I understand how to use the doc-to-doc comparison feature. However, I would like to understand in each cases this is actually useful…
If I upload a manuscript after its submission and then I return it to the author to fix some issues (missing references, etc) and the author return it to me, would that be the case? Comparing the 1st to the 2nd version?
Or would it be if I have more than one submitted manuscripts that the subject looks too similar?
I have asked Kathleen Luschek, our member support specialist who specializes in Similarity Check, to help me with this one, as she has more experience with and knows SimCheck better than me. She’s gathering answers for you.
Thanks for your question! The Doc-to-Doc Comparison tool was added to the Similarity Check service at the request of our users a few years ago. As you mention, it’s a way to compare one document against, up to five, others. Obviously, you could use this in both ways that you mention (comparing against versions of itself or against other docs that seem to have a similar subject), but I think the main reason our users were so interested in this feature is that it provides a way to compare a document against another document (or 5), without those other documents having to have been indexed by Turnitin or included in their database.
I would venture to guess that users find it the most useful when they have several manuscripts submitted at once on a particular subject.

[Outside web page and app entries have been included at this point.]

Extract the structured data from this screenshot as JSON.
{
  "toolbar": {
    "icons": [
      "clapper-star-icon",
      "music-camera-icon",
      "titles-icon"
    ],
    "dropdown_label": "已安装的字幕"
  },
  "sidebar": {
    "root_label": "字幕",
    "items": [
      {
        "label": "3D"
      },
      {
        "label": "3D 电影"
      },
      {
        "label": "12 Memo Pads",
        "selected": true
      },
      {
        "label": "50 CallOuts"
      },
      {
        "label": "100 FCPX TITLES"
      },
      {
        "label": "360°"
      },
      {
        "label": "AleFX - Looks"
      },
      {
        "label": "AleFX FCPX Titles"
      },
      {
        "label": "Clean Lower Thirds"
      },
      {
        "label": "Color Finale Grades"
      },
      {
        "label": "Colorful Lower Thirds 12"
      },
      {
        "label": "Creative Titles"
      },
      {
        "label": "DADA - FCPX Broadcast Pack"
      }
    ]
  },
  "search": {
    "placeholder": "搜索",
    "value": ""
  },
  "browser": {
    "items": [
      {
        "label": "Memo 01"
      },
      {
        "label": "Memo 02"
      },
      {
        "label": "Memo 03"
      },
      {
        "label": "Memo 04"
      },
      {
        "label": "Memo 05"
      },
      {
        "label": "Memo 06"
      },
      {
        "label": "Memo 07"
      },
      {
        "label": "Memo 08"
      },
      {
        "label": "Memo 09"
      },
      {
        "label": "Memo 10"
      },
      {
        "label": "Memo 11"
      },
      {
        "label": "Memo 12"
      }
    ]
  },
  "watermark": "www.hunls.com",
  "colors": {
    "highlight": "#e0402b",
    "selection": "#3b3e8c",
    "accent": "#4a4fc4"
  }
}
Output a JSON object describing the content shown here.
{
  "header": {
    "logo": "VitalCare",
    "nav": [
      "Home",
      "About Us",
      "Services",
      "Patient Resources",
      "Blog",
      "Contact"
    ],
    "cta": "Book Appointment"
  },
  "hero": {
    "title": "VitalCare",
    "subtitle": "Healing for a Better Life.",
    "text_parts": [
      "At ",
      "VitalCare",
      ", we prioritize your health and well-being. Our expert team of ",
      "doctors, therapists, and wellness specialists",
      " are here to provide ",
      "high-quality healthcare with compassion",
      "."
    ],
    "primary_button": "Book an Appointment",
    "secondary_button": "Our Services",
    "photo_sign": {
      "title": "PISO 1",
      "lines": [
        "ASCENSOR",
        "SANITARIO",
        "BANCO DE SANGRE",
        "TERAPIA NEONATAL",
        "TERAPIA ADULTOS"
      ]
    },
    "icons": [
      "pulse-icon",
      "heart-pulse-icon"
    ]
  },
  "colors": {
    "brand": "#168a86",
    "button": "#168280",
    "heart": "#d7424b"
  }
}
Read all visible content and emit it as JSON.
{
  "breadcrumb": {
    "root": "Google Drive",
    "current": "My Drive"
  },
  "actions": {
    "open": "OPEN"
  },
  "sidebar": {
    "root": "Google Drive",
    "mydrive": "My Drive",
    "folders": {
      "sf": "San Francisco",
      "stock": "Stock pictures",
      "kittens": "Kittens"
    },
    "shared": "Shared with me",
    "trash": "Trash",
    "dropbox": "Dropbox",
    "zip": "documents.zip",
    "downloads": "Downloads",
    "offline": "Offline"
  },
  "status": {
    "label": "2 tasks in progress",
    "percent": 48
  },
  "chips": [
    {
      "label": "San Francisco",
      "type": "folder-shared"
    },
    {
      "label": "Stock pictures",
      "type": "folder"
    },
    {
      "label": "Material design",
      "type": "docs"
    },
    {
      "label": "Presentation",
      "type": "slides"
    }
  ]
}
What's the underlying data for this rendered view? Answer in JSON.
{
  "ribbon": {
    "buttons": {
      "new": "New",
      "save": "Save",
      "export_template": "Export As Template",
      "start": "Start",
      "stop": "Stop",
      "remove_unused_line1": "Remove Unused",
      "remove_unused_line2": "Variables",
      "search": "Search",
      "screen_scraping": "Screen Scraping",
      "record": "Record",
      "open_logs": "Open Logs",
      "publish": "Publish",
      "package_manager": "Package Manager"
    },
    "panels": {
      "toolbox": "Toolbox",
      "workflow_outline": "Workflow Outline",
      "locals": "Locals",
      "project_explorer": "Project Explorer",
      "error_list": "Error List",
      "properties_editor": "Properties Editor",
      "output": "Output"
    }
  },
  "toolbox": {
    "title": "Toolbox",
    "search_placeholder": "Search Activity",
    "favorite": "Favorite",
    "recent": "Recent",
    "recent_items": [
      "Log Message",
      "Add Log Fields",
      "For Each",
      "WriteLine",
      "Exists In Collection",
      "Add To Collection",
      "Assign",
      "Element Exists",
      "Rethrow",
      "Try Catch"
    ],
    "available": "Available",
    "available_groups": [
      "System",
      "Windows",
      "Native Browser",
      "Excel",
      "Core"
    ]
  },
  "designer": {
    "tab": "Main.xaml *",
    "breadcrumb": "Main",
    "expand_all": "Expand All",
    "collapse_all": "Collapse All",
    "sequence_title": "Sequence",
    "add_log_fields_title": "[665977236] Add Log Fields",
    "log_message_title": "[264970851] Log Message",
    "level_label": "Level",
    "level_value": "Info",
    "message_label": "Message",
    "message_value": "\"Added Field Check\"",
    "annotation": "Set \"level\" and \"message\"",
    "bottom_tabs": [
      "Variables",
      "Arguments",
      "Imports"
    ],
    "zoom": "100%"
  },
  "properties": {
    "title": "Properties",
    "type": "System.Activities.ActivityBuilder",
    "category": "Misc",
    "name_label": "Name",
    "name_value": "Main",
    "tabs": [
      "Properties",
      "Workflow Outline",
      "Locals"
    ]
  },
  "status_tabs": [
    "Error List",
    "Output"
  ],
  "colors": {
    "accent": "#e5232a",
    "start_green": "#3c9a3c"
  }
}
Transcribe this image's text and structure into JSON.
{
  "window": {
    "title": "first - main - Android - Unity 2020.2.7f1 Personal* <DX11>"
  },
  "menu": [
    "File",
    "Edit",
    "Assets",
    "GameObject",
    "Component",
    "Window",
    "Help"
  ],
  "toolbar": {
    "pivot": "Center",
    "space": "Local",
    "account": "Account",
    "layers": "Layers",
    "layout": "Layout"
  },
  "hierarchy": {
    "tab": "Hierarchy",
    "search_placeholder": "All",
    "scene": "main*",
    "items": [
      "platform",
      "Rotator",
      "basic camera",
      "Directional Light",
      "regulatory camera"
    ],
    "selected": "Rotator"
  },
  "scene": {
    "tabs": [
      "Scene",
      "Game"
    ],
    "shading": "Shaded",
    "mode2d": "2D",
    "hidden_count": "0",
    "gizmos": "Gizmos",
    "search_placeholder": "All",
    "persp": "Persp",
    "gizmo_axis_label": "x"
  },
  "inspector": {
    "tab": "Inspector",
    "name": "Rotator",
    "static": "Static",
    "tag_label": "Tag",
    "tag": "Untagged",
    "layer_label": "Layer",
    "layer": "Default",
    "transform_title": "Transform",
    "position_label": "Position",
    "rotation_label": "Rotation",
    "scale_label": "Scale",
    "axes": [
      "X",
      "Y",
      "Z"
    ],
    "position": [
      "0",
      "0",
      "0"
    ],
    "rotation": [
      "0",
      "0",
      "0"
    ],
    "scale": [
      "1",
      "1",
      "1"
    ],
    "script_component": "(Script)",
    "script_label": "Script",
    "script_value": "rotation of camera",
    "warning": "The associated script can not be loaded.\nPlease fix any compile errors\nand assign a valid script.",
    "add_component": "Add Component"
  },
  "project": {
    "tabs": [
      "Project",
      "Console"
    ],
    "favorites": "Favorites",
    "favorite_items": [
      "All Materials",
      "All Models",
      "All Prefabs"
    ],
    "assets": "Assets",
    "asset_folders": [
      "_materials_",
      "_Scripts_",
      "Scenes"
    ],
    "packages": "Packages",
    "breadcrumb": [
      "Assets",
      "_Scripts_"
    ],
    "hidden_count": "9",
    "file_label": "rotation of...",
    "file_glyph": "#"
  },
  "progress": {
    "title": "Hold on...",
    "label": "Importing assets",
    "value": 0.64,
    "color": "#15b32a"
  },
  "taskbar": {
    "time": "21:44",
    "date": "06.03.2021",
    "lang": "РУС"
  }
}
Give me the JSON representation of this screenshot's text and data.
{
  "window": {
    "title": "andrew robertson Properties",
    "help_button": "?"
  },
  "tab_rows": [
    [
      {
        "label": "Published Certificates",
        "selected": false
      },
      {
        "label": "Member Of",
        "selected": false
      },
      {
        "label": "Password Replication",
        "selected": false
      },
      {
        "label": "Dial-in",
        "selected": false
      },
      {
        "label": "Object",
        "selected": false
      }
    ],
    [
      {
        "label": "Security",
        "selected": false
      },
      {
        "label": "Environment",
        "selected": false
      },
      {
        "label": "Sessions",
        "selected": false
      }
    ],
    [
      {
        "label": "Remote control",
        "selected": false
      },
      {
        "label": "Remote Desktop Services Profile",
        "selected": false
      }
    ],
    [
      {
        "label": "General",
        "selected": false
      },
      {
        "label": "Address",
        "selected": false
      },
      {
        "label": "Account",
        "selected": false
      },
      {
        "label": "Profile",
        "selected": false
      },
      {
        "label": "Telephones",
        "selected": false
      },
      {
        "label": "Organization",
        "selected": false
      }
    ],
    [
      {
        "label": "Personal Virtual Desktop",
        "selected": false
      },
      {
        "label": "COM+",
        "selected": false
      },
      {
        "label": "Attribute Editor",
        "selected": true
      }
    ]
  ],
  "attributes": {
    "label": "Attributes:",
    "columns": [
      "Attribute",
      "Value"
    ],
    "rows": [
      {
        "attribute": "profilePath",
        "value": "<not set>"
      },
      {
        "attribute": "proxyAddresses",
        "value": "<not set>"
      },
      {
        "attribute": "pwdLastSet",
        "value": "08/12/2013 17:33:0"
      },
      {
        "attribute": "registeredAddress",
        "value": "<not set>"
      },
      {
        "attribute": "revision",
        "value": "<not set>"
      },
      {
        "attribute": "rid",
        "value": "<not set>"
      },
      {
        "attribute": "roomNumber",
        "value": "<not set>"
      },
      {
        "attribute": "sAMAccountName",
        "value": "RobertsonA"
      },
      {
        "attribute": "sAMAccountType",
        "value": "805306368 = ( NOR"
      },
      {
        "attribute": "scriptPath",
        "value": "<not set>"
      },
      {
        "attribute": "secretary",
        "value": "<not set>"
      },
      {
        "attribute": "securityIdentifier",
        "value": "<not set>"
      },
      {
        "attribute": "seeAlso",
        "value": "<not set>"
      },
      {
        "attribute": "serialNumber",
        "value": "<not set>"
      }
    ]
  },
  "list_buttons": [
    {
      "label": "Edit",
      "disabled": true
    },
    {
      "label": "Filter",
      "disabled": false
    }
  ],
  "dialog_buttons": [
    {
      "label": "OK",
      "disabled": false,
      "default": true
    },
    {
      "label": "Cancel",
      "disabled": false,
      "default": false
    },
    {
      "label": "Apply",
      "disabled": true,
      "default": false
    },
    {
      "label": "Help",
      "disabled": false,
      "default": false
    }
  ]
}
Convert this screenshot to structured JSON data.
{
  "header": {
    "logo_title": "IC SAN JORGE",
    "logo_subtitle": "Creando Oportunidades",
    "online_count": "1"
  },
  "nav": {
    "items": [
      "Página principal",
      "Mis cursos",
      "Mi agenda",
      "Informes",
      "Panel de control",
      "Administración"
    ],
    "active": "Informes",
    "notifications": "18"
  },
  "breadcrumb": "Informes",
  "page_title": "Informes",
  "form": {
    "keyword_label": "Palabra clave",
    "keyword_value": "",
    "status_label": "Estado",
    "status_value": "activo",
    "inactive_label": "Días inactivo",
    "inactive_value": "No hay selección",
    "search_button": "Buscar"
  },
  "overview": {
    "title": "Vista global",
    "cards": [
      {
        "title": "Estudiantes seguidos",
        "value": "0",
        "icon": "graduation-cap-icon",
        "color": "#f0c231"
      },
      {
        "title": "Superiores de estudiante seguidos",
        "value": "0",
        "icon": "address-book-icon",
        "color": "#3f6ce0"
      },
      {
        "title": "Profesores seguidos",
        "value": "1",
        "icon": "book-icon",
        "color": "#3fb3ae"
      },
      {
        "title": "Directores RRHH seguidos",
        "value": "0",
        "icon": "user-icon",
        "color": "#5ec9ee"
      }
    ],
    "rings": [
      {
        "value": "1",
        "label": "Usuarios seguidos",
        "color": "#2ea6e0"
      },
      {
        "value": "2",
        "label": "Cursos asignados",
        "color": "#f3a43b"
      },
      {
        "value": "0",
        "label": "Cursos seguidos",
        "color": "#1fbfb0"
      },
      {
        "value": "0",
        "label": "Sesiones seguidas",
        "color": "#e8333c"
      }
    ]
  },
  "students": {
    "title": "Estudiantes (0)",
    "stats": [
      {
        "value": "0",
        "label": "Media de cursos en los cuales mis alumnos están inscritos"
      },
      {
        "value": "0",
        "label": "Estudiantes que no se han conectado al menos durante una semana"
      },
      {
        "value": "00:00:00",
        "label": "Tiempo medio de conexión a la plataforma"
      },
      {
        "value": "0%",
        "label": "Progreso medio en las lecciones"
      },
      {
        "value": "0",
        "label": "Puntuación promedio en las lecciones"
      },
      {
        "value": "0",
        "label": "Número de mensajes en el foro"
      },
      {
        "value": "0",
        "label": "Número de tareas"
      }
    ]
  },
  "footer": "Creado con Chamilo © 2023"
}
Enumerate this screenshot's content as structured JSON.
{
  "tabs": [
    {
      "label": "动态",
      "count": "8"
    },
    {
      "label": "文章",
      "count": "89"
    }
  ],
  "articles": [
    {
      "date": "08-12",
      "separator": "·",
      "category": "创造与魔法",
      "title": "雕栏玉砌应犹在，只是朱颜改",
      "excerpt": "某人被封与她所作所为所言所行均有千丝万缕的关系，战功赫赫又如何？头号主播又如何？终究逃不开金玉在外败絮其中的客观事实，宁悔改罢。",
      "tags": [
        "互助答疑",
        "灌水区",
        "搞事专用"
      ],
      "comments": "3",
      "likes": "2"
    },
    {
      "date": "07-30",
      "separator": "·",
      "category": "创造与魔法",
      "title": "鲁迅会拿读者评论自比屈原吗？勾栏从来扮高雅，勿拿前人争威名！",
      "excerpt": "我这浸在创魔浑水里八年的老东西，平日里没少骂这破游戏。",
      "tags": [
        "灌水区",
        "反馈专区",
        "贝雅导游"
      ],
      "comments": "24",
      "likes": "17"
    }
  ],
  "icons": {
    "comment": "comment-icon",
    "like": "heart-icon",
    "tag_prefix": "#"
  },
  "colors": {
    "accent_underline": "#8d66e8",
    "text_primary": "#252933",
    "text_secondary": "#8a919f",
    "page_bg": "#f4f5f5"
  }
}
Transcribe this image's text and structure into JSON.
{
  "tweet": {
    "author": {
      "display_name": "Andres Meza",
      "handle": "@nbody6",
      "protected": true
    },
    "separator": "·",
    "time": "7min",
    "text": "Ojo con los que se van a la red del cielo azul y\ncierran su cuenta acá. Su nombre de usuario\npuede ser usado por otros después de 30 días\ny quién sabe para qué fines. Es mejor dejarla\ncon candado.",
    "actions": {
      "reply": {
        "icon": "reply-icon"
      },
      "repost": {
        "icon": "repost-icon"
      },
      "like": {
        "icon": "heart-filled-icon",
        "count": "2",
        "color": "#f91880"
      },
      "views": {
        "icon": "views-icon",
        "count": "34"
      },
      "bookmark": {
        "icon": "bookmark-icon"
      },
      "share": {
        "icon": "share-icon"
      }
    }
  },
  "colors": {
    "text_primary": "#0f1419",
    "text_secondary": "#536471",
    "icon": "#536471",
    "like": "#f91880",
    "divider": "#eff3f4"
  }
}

This feature allows you to compare them early on in the submission process, before DOIs are even registered and before they are published. The advantage is that you are comparing private documents at this stage.
If you do use this to compare versions of the same paper in order to see changes, do remember that this does count as a single document submission, so it will count towards your total of per-document checking fees.
I hope that helps answer your question! Please let me know if there’s anything else I can help with.
Is there any standard guideline for the similarity check and count of similarity? Which text should be excluded from the report and which not? There should be some universal guideline to avoid confusion and misunderstanding among editors regarding similarity text and percentage.
Sometime do not able to exclude bibliography from the result, I think it may be due to some problem but I don’t know it.
I will try to contribute to your questions. I am a researcher at Research Integrity, I have been asked these questions.
There is no guideline, it is a textual similarity check. Exclusion of text from the report is at the discretion of the Editor and his knowledge of the area. Each area of knowledge has different definitions of similarity and its percentages. eg.: a description of a methodology or protocol will always be very similar; the description of a plant, animal or chemical compound is similar too. Publishers who have to identify within their area and experience what the similarity is, but don’t stick to levels / numbers much until they gain experience. Except in very high porcentage.
Excluding the bibliography is an option, but not only to diminish similarity, because comparing bibliography is also a way of identifying errors or intentional changes, but they are very rare cases. But it´s an option.
The Similarity Check has twice viewing modes. One to document view the article with figures, images, and has one specific for plain text.